Malachi Lukes had just returned from a trip to New York City, a surprise getaway with his family to celebrate his birthday, and he marveled at the vast bridges spanning the waterways around Manhattan.
On Monday, the gifts remained in his apartment unworn, his surprise trip now a memory only to his mother and a few others who had gone along.
Malachi was fatally shot just after 2 p.m. Sunday as he walked with friends to play basketball a few short blocks from his home in Shaw, in Northwest Washington. Police said a person opened fire on a group in an alley off the 600 block of S Street NW, hitting two teenagers. Malachi was struck in the neck.
Police have not commented on a possible motive but said it appeared the group had been targeted. No arrest has been made.
Malachi is one of 28 people killed this year in the District, on pace with a homicide count that made 2019 the deadliest in a decade. Just over two months into 2020, five teenagers have died in violence.
“I have no words,” said Malachi’s mother, Melissa Laws. “I’m broken, really.” Through tears, and in almost a whisper, Laws said she wanted her son’s death “to be a wake-up call.”
She paused, adding, “I wanted him to make a difference in this world.”
The shooting of Malachi and his friend, who was wounded, was one of six shootings across the District in a few hours. One claimed the life of Miguel Romero, 75, in Deanwood in Northeast Washington. Malik Brown, 24, of Northwest, was fatally shot Monday afternoon near Petworth in Northwest.
The loss of the young teen stood out.
“We think about a 13-year-old, it’s the type of violence that is gut-wrenching, it’s unacceptable, and I know all of our hearts go out to the boy’s family,” said D.C. Council member Charles Allen (D-Ward 6), who chairs the council’s public safety committee.
Laws, 40, is the program director at the Shaw Community Center, where she helps many at-risk children. She talked about the challenges her son was trying to overcome, with both the violence that seems to permeate their neighborhood and his interactions with police.
“I think he had the normal neighborhood encounters, like all these children do,” Laws said, noting challenges raising a young black male in the city. “There are just so many barriers that they are up against.”
One encounter stands out.
It was June, and Malachi was with other youths in the U Street Metro station. Police said they responded to a call for youths making threats with sticks. Laws said she believes her son was not among those making trouble. A Metro transit officer handcuffed Malachi and another boy.
Tapiwa Musonza, a 28-year-old graduate student at Howard University, questioned the officers about their tactics, and a Metro officer shot him with a stun gun.

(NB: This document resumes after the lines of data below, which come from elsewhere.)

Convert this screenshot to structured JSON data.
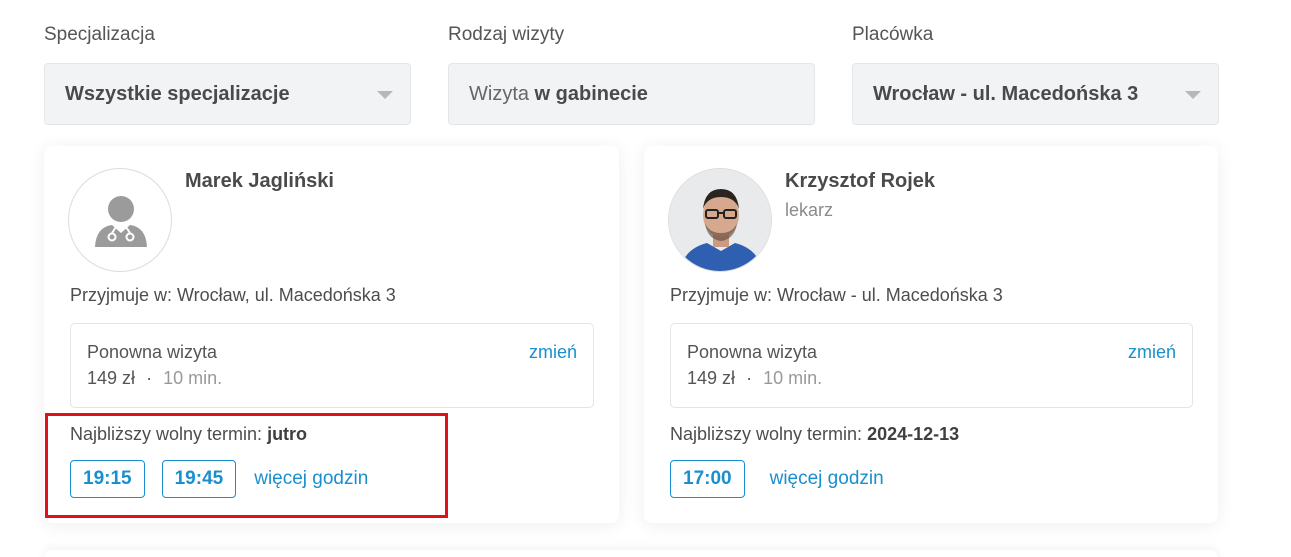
{
  "filters": {
    "specialization": {
      "label": "Specjalizacja",
      "value": "Wszystkie specjalizacje"
    },
    "visit_type": {
      "label": "Rodzaj wizyty",
      "value_prefix": "Wizyta",
      "value_bold": " w gabinecie"
    },
    "facility": {
      "label": "Placówka",
      "value": "Wrocław - ul. Macedońska 3"
    }
  },
  "doctors": [
    {
      "name": "Marek Jagliński",
      "role": "",
      "avatar": "doctor-placeholder-icon",
      "location": "Przyjmuje w: Wrocław, ul. Macedońska 3",
      "visit": {
        "name": "Ponowna wizyta",
        "price": "149 zł",
        "separator": "·",
        "duration": "10 min.",
        "change": "zmień"
      },
      "nearest_label": "Najbliższy wolny termin: ",
      "nearest_value": "jutro",
      "slots": [
        "19:15",
        "19:45"
      ],
      "more": "więcej godzin"
    },
    {
      "name": "Krzysztof Rojek",
      "role": "lekarz",
      "avatar": "doctor-photo",
      "location": "Przyjmuje w: Wrocław - ul. Macedońska 3",
      "visit": {
        "name": "Ponowna wizyta",
        "price": "149 zł",
        "separator": "·",
        "duration": "10 min.",
        "change": "zmień"
      },
      "nearest_label": "Najbliższy wolny termin: ",
      "nearest_value": "2024-12-13",
      "slots": [
        "17:00"
      ],
      "more": "więcej godzin"
    }
  ],
  "colors": {
    "accent": "#1a8fcf",
    "highlight": "#e0111b"
  }
}
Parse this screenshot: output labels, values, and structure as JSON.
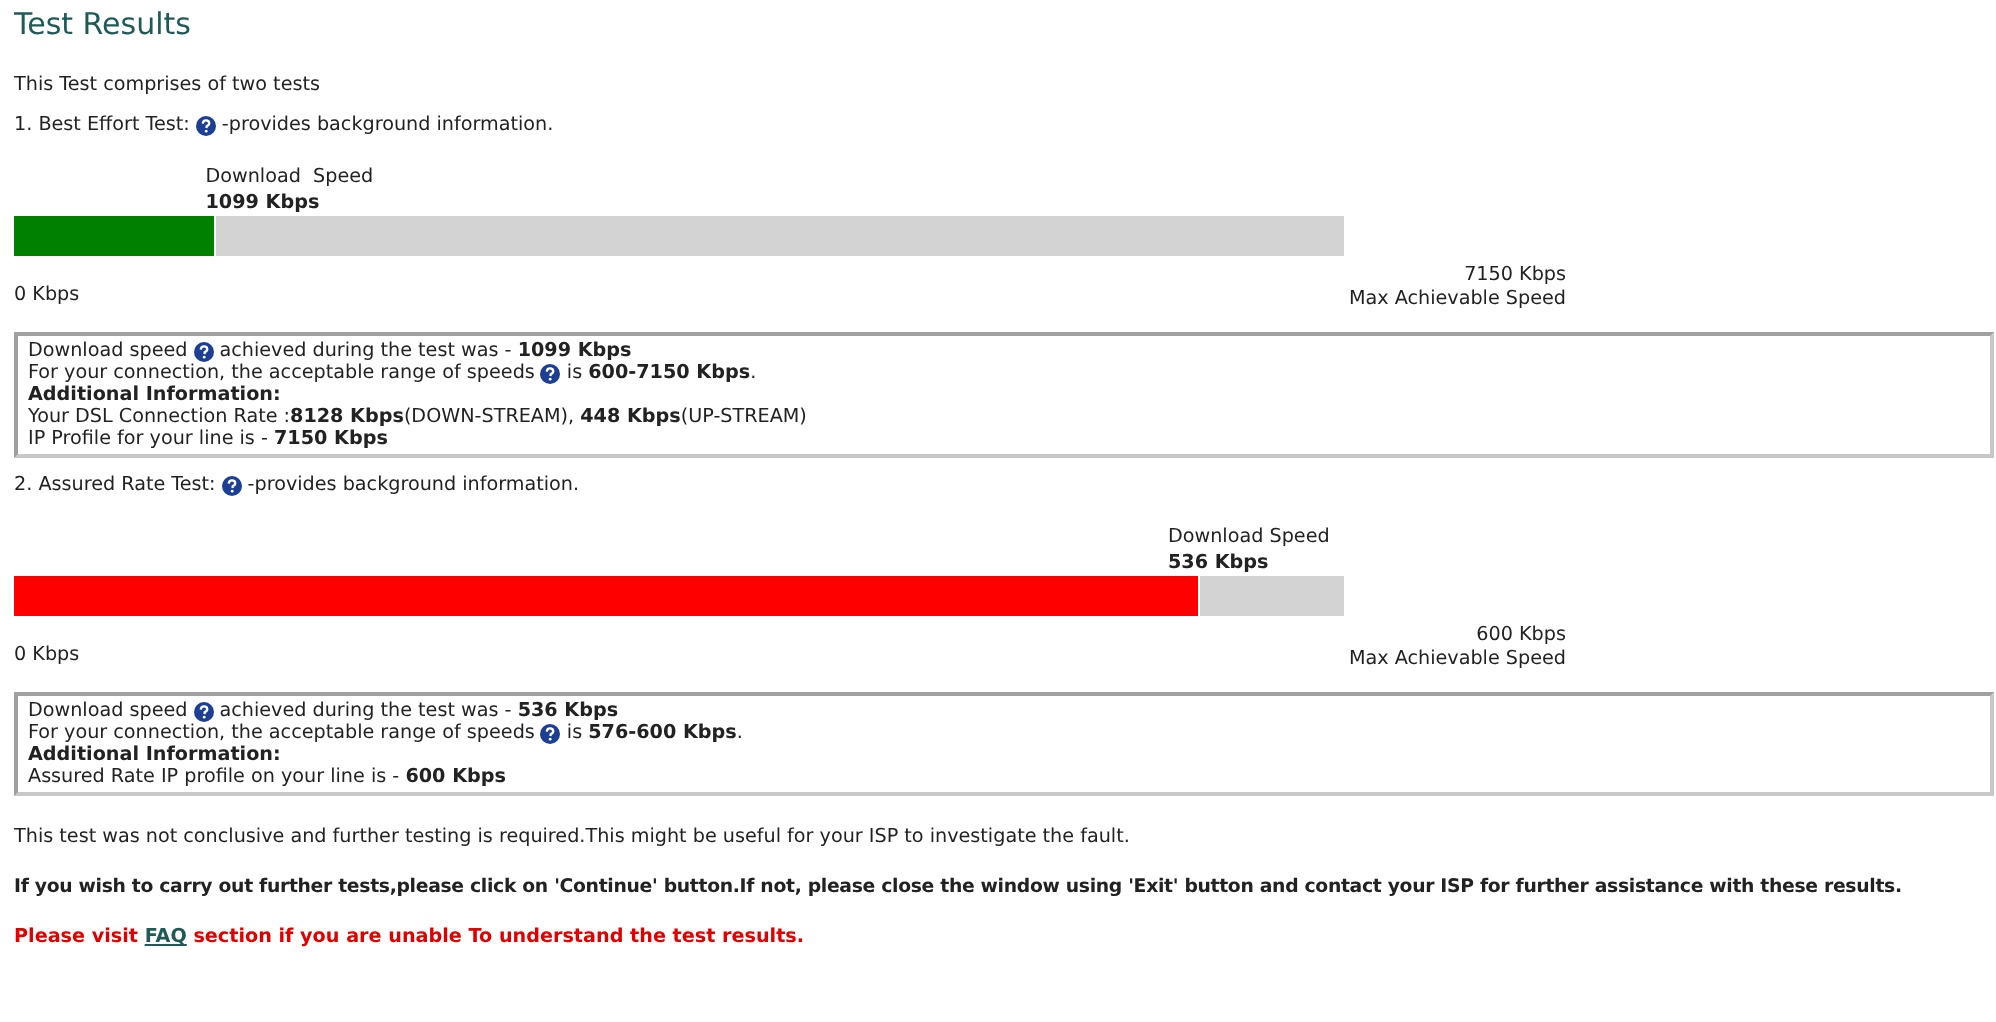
{
  "title": "Test Results",
  "intro": "This Test comprises of two tests",
  "tests": [
    {
      "heading": "1. Best Effort Test:",
      "help_note": "-provides background information.",
      "speed_label": "Download  Speed",
      "speed_value": "1099 Kbps",
      "level": 0.15,
      "color": "#008000",
      "min_label": "0 Kbps",
      "max_value": "7150 Kbps",
      "max_label": "Max Achievable Speed",
      "info": [
        {
          "kind": "help",
          "before": "Download speed",
          "after": "achieved during the test was - **1099 Kbps**"
        },
        {
          "kind": "help",
          "before": "For your connection, the acceptable range of speeds",
          "after": " is **600-7150 Kbps**."
        },
        {
          "kind": "heading",
          "text": "Additional Information:"
        },
        {
          "kind": "plain",
          "text": "Your DSL Connection Rate :**8128 Kbps**(DOWN-STREAM), **448 Kbps**(UP-STREAM)"
        },
        {
          "kind": "plain",
          "text": "IP Profile for your line is - **7150 Kbps**"
        }
      ]
    },
    {
      "heading": "2. Assured Rate Test:",
      "help_note": "-provides background information.",
      "speed_label": "Download Speed",
      "speed_value": "536 Kbps",
      "level": 0.89,
      "color": "#ff0000",
      "min_label": "0 Kbps",
      "max_value": "600 Kbps",
      "max_label": "Max Achievable Speed",
      "info": [
        {
          "kind": "help",
          "before": "Download speed",
          "after": "achieved during the test was - **536 Kbps**"
        },
        {
          "kind": "help",
          "before": "For your connection, the acceptable range of speeds",
          "after": " is **576-600 Kbps**."
        },
        {
          "kind": "heading",
          "text": "Additional Information:"
        },
        {
          "kind": "plain",
          "text": "Assured Rate IP profile on your line is - **600 Kbps**"
        }
      ]
    }
  ],
  "conclusion": "This test was not conclusive and further testing is required.This might be useful for your ISP to investigate the fault.",
  "instruction": "If you wish to carry out further tests,please click on 'Continue' button.If not, please close the window using 'Exit' button and contact your ISP for further assistance with these results.",
  "faq_note": {
    "before": "Please visit ",
    "link": "FAQ",
    "after": " section if you are unable To understand the test results."
  }
}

The incident was captured on video and spread on social media, prompting complaints and a lawsuit over police conduct.
Musonza became the focus of the story.
But Laws said it had a lasting impact on Malachi, something she testified about at a D.C. Council hearing last year on Metro’s “policing practices and their impact on people of color.”
Malachi had been handcuffed by police before and after the Metro incident, his mother said. But she said his dealings with police at the Metro caused him to become withdrawn and lose sleep. He had behavioral issues at his charter school, and he recently transferred to the Cardozo Education Campus.
“His perception changed about who he wanted to be,” Laws said Monday. She noted her son had cried while standing cuffed on the Metro platform and then became embarrassed. “He was a very proud boy,” she said. “It was hard to get him to open up. He didn’t want anyone to see him as weak. The incident kind of broke him. . . . It made him really closed. He lost all respect for authority, to the point where you really couldn’t touch him.”
But even through his personal struggles, Malachi channeled his anger to try to make change. He gave an interview to WUSA-TV news about his run-in with police and talked to lawyers at the American Civil Liberties Union. This past summer, he appeared as a lion in a production called the “Wizard of Shaw,” a play discussing go-go music after a new resident complained of loud music, prompting angry protests from longtime residents about threats to heritage in a rapidly gentrifying neighborhood.
Sudi West, the executive director of the Shaw Community Center, based at the historic Lincoln Congressional Temple United Church of Christ, had known Malachi since he was a toddler. He said the lion part symbolized the boy’s “courage to speak out and address injustice.”
West said that while Malachi may have withdrawn at school and in some social circles, he did not shirk from defending his friends or from speaking out on behalf of young teenagers. He described Malachi as “joyous and bright” and a “voice for his peers” born out of the realization that as a child he could be “publicly humiliated” without any recourse.
Laws said what she would remember most was her son’s intelligence. She said he scored near the top of his class on a recent test.
Laws said she does what she can do “to provide opportunity for young people.” But she said her son was no different from many of the children she counsels.
“He was just a normal teenage boy,” his mother said. “He lived, and he had the same struggles, the same issues, as all the other children growing up around here.”
“A lot of children look to me for answers,” Laws said of her job.
But at this moment, she did not know what she would tell the other children about Malachi’s death.
“I haven’t gotten that far yet.”
Correction: This story was changed to correct the last name of Melissa Laws.
Fenit Nirappil, Perry Stein and Alice Crites contributed to this report